Sadly the 75-year-old became the victim of a gruesome attack in Lower Wabash last Wednesday after he was doused with flammable liquid and set on fire by a man who offered little to no excuse for his heinous actions.

Kromelis is unfortunately not expected to survive the attack, which authorities are pinning on 27-year-old Joseph Guardia. He’s being charged with arson and attempted murder after being caught in surveillance photos standing over a sleeping Kromelis before drenching him with a large-sized McDonald’s cup of gasoline and lighting the flame. “For 16 seconds, he stood over the victim at close range,” said Cook County Assistant State’s Attorney Danny Hanichak, who also added, “His statement that he didn’t know a person was there was outrageous and it was a lie.”

More information on this tragedy in Chi-town below, via CBS Chicago:

“Hanichak said 75-year-old Joseph Kromelis was sleeping on the apron of a parking garage on the 400 block of North Wabash Avenue around 3 a.m. last Wednesday, when Guardia walked past him, holding a cup of gasoline in his hand.

After first walking past Kromelis to the intersection of Kinzie Street and Wabash Avenue, Hanichak said Guardi then walked back to where Kromelis was sleeping, poured the gasoline on his head, and lit him on fire.

The flames quickly spread to Kromelis’ entire upper body, and he was on fire for approximately three minutes before a security officer from a nearby building was able to get a fire extinguisher to put out the flames, according to Hanichak.”

Kromelis is currently being held under sedation at Stroger Hospital of Cook County. However, doctors say the severity of his injuries makes survival seem impossible. “The Walking Man” has been a fixture in Chicago for decades, many comparing him favorably in likeness to entertainers George Harrison and Yanni.

Assailant Guardia tried to deny that he knew the pile of blankets had an actual human being under it, chucking his actions up to simply being an “angry person.” Hanichak scoffed at his explanation, stating, “This defendant decided to target the most vulnerable person possible, a 75-year-old homeless man sleeping on the street.”
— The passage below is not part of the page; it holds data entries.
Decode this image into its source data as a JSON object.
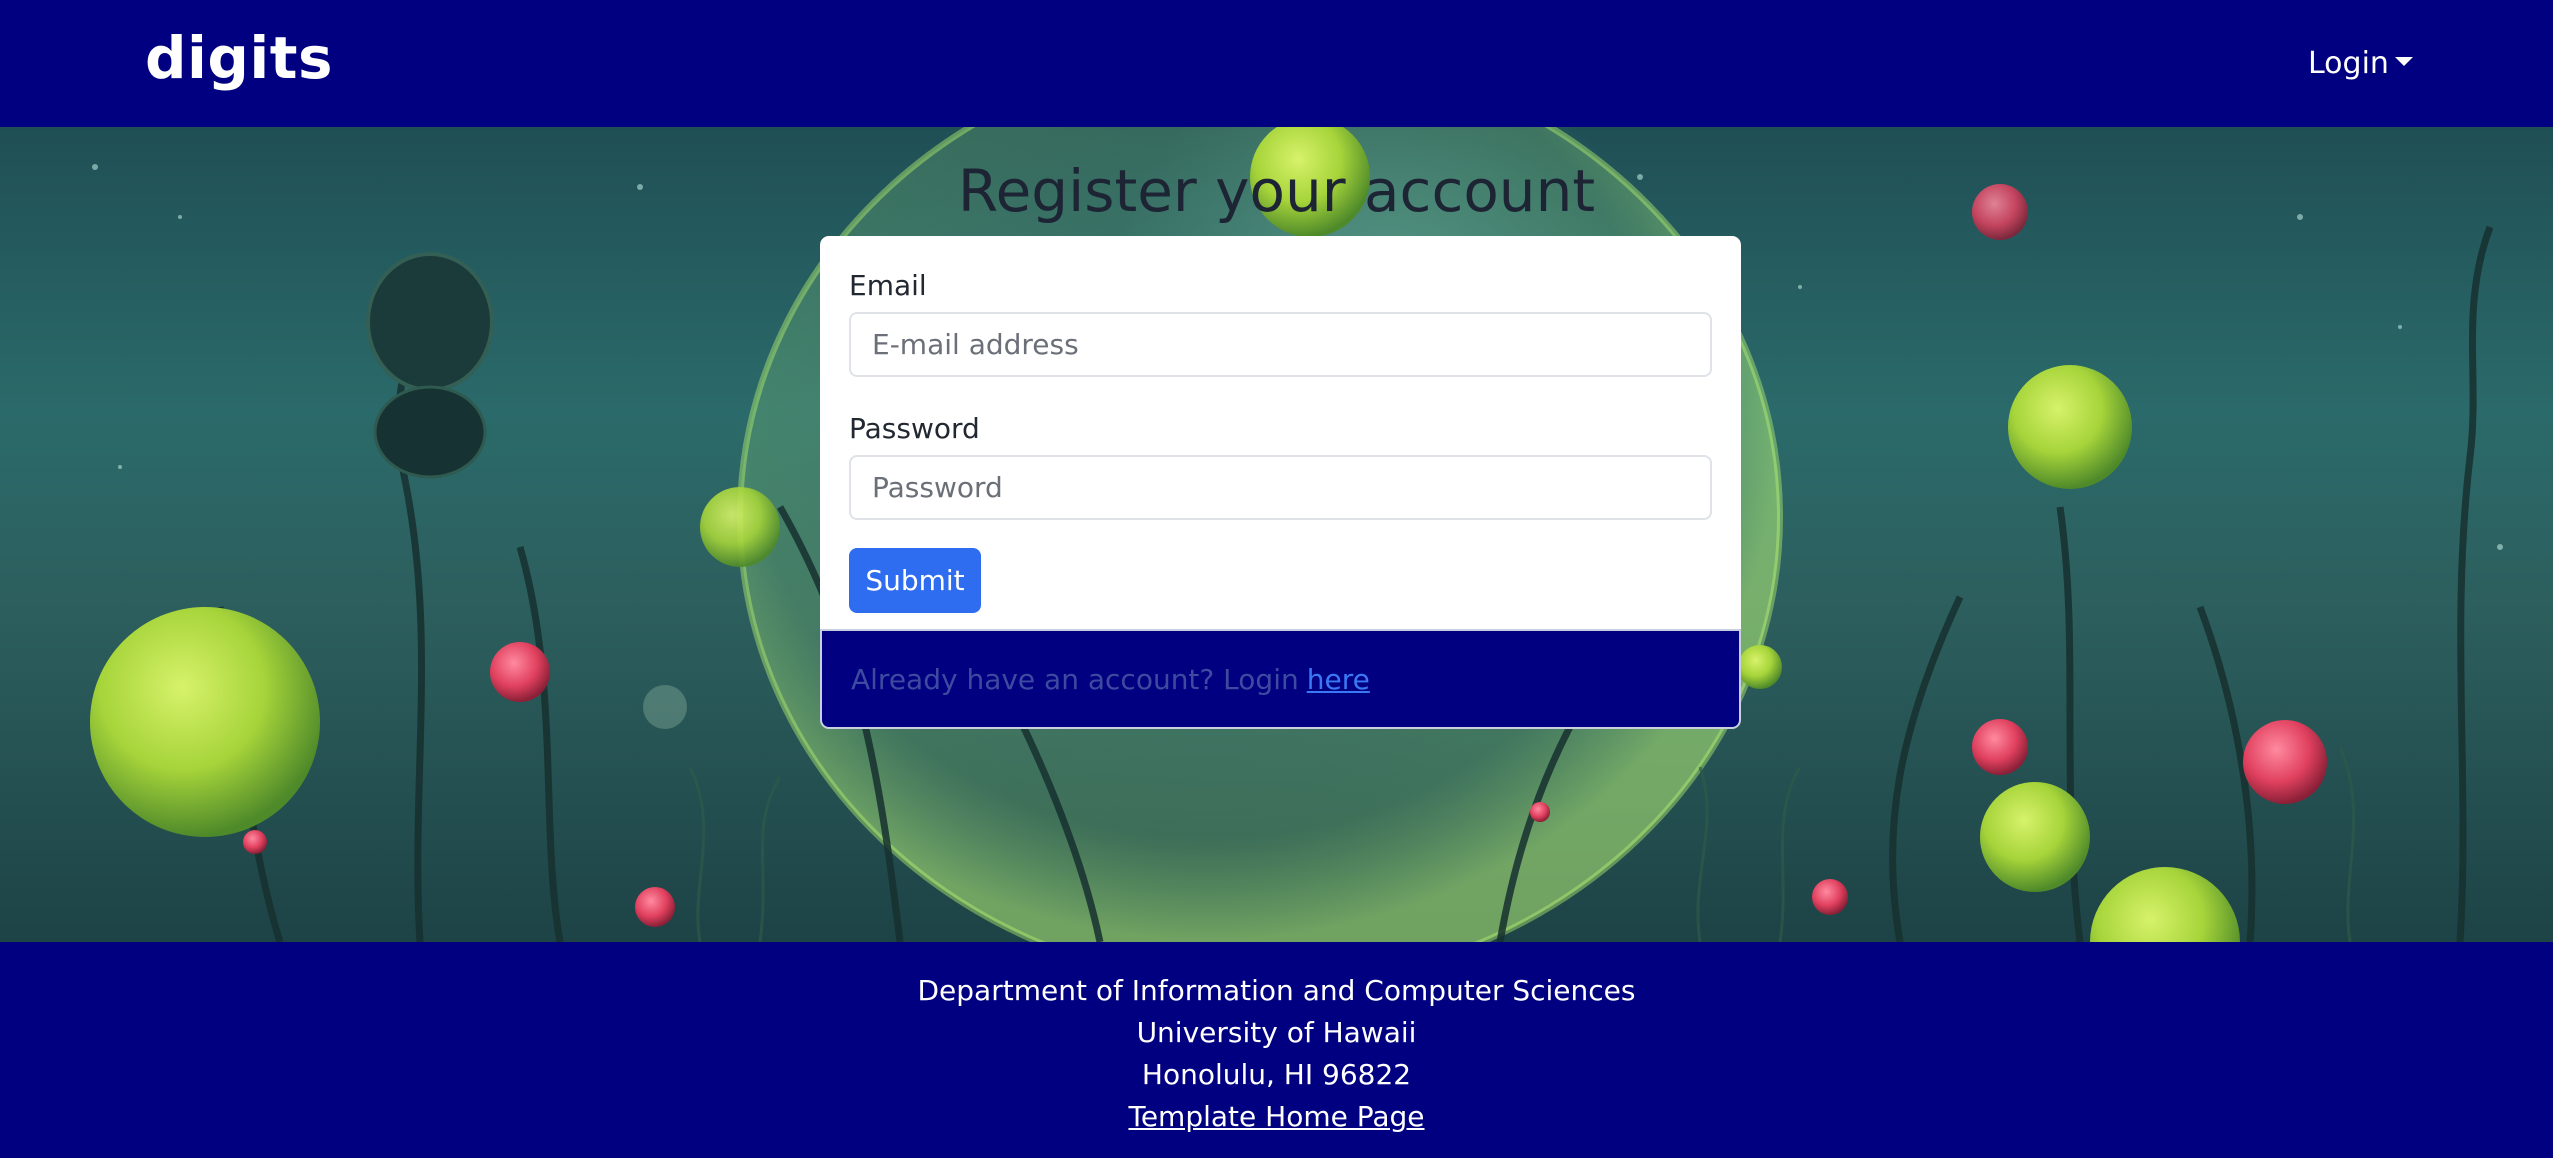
{
  "navbar": {
    "brand": "digits",
    "login_menu_label": "Login",
    "login_menu_icon": "caret-down-icon",
    "background_color": "#000080"
  },
  "hero": {
    "title": "Register your account",
    "background_image": "underwater-plants-illustration"
  },
  "form": {
    "email_label": "Email",
    "email_placeholder": "E-mail address",
    "email_value": "",
    "password_label": "Password",
    "password_placeholder": "Password",
    "password_value": "",
    "submit_label": "Submit",
    "submit_color": "#2e6cf0"
  },
  "login_prompt": {
    "text": "Already have an account? Login",
    "link_text": "here"
  },
  "footer": {
    "line1": "Department of Information and Computer Sciences",
    "line2": "University of Hawaii",
    "line3": "Honolulu, HI 96822",
    "link_text": "Template Home Page"
  }
}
We’re praying for a miracle in his recovery and that he gets the chance to walk on soon enough.

Chicago’s “Walking Man” Burned Alive For Three Minutes By Attacker With No Motive  was originally published on